(The problem):
Filter the entries beneath this task, copying only the lines that hold the word "files".

(Provided data):
******

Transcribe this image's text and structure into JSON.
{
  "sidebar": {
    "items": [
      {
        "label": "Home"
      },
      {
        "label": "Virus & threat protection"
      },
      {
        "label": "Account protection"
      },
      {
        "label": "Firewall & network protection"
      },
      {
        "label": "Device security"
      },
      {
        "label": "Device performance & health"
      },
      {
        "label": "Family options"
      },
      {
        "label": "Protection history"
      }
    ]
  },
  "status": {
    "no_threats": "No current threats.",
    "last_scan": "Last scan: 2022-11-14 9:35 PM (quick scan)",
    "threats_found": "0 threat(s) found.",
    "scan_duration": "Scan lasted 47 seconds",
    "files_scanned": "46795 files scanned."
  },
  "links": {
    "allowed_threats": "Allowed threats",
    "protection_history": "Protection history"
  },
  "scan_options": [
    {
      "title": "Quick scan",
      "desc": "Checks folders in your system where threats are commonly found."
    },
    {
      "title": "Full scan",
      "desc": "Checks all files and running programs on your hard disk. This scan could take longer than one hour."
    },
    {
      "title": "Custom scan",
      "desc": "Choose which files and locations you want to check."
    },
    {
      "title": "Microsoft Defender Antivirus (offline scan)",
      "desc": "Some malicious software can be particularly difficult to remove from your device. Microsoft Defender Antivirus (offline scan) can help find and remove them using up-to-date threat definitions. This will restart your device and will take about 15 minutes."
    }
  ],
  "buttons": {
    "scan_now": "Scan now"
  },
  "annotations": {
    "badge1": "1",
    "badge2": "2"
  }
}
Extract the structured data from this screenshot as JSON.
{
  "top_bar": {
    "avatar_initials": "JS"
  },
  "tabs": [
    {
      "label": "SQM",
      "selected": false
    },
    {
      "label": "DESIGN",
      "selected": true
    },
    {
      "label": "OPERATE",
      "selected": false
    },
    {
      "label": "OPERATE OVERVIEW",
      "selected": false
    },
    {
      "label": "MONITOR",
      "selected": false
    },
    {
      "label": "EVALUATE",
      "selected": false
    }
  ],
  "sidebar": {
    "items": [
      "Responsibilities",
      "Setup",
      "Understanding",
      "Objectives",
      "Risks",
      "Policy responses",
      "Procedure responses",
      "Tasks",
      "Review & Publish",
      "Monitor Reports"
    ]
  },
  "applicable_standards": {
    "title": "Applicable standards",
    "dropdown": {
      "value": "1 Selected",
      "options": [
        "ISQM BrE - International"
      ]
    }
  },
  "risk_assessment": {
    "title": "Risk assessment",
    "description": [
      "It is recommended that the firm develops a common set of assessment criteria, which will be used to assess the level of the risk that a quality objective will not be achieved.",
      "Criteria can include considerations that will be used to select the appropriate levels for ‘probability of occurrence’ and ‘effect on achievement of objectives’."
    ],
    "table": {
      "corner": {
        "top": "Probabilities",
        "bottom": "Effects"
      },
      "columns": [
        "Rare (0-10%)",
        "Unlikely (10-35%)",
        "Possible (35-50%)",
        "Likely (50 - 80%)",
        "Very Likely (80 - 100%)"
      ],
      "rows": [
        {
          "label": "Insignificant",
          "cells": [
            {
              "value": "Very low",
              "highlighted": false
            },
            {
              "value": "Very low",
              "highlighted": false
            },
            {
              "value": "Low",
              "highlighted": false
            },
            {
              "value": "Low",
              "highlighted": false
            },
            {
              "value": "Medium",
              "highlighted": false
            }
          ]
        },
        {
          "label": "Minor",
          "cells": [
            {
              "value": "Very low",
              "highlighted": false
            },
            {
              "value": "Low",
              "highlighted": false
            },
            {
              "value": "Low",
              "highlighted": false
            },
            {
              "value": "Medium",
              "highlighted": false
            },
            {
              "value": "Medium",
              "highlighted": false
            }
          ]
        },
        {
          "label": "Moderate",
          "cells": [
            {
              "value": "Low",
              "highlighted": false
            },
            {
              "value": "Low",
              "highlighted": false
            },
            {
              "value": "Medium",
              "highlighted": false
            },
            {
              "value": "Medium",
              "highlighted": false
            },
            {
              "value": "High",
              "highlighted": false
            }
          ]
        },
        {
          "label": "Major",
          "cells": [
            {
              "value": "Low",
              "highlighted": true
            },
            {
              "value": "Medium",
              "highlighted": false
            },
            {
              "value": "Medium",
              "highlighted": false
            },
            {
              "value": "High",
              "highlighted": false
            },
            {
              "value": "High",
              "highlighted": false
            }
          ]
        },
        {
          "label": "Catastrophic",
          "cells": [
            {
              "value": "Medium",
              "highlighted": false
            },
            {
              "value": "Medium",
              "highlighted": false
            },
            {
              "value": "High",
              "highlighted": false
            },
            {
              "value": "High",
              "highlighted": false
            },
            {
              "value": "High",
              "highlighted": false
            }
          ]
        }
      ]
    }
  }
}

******

(Answer space):
    "files_scanned": "46795 files scanned."
      "desc": "Checks all files and running programs on your hard disk. This scan could take longer than one hour."
      "desc": "Choose which files and locations you want to check."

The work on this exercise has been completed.